94 The Path of Puritygrounder. Again, they form four classes: two concerningthe robe, five concerning the alms, five concerning the dwelling,one concerning energy. Of these the sitting-man's practiceis one that concerns energy; the others are obvious. Again,all are of two kinds by way of dependence: twelve dependingon the requisites, one depending on energy. They are alsoof two kinds as to be resorted to and as not to be resorted to.For they should be resorted to by him whose subject of meditationincreases with such resort, but not by him whose subjectof meditation decreases with it. He whose subject of meditationincreases and does not decrease, whether he resorts tothem or not, should also resort to them out of compassion forposterity. For the sake of habit in future they should be resortedto by him also whose subject of meditation, whether heresorts to them or not, does not increase. Though twofold, asto be resorted to and as not to be resorted to, all of them areone by way of volition; for ascetic practice as the voUtion toobserve is just one. It is also said in the commentaries:' They say that which is volition is ascetic practice.'' In detail' they are forty-two:—thirteen for brethren,eight for sisters, twelve for novices, seven for female studentnovices, two for lay-disciples male and female. If there werea burning-ground fulfiUed with the forester's practice in openspace, a single brother would be able to enjoy all the asceticpractices at once. But the two practices of the forester andthe afterfood-refuser are prohibited for sisters by precept;[83] and the three practices of the open-spacer, tree-rootman,burning-grounder are difficult to carry out, for it is not properfor a sister to five without a second person; and in such places 1it is hard to get a second with similar wishes. Even if onewas obtained, the sister would not be free from a fife sharedwith others. This being so, the purpose for which she resortedto the ascetic practice would not be fulfilled. So, owingto impracticability, five of the practices are left out for thesisters, and only eight are to be taken.Excepting the three-rober's practice from those mentioned1Or, on such occasions, under such circumstances.
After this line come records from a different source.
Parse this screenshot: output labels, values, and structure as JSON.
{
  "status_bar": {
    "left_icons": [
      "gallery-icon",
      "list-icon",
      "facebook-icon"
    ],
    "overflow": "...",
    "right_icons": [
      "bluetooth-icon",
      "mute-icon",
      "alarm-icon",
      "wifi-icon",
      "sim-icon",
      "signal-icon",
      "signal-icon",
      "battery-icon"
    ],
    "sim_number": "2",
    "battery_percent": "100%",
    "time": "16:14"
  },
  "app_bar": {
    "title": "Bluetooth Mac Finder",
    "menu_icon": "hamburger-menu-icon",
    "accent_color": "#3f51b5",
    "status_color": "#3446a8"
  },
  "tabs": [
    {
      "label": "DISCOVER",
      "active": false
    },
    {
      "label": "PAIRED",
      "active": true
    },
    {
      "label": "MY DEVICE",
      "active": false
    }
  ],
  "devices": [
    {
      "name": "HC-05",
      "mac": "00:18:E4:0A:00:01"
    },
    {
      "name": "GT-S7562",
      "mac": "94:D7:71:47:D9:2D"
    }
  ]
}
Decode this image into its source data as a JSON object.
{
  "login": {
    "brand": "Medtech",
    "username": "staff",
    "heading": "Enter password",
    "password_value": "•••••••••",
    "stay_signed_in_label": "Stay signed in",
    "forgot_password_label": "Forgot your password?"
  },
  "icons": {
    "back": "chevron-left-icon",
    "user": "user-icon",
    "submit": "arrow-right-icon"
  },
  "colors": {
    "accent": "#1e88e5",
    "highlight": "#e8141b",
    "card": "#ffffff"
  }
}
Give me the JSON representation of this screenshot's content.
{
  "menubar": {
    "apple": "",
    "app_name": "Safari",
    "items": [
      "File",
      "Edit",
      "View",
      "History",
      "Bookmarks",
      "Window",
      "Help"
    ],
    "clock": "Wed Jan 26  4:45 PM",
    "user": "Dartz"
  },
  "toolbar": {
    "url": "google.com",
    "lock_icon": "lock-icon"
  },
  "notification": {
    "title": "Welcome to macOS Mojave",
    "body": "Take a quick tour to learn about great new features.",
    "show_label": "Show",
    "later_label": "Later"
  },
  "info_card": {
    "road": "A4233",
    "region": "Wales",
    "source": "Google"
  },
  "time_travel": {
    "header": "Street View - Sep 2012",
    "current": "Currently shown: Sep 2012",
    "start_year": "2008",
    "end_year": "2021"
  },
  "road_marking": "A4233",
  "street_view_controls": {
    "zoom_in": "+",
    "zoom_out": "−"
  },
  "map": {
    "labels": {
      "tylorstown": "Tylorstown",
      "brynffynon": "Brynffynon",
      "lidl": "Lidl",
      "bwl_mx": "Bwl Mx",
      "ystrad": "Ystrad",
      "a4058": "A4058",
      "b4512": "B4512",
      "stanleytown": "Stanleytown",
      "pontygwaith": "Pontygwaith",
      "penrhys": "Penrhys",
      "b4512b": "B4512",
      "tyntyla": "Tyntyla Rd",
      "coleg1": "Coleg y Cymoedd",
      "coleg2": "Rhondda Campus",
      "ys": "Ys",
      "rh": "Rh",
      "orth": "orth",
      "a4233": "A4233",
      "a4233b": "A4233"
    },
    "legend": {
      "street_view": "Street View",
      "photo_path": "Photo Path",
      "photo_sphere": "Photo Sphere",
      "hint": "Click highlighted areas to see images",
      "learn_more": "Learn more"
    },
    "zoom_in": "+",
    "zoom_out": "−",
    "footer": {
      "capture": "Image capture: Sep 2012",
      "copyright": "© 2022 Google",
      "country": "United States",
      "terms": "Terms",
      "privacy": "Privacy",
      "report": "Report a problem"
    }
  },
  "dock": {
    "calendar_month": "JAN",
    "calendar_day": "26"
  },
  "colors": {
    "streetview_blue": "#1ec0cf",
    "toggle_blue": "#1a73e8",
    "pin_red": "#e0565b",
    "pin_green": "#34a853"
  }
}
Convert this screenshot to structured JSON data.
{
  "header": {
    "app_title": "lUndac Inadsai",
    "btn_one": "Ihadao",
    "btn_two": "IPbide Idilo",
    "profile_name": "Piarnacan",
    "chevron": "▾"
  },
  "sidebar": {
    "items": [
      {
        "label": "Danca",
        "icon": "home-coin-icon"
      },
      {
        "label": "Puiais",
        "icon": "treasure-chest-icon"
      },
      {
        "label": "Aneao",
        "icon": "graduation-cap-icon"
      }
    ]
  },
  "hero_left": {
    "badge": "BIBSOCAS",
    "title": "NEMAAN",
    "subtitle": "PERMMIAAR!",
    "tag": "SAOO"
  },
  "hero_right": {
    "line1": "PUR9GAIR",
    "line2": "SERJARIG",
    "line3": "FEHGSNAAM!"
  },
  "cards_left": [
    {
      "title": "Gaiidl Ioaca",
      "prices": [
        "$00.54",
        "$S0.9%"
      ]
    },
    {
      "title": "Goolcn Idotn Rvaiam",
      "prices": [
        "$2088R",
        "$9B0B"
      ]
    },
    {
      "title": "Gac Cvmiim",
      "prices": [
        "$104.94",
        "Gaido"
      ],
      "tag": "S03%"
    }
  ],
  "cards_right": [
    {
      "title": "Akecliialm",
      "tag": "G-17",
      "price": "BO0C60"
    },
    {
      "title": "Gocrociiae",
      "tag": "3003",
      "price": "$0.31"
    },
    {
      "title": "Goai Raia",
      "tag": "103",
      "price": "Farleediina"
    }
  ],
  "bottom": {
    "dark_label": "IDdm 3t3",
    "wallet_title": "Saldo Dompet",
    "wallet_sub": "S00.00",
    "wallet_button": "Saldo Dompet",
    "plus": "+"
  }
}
II.—Exposition of the Ascetic Practices 95for the brethren and sisters, the remaining twelve are to beknown as for male novices, and seven for female novices.For lay-disciples male and female the two practices of theone-sessioner and the bowl-fooder are suitable and practicable.Thus in detail they are forty-two.This is the elucidation in groups and in detail.Thus far is told the discourse on the ascetic practices to beobserved for the fulfilment of those qualities, such as fewnessof wishes, contentment, by means of which there is cleansingof virtue, the different kinds of which have been shown inthe Path of Purity under the heads of virtue, concentration,and understanding in the stanza:The man discreet on virtue 'planted firm.Thus is ended the second chapter called The Expositionof Ascetic Practices, in the Path of Purity, composed for thepurpose of gladdening good folk.PRINTED IN GREAT HRITAIN BYBILLINO AND SONS, LTD., GUILDFORD AND ESIIER

More magazines by this user
Similar magazines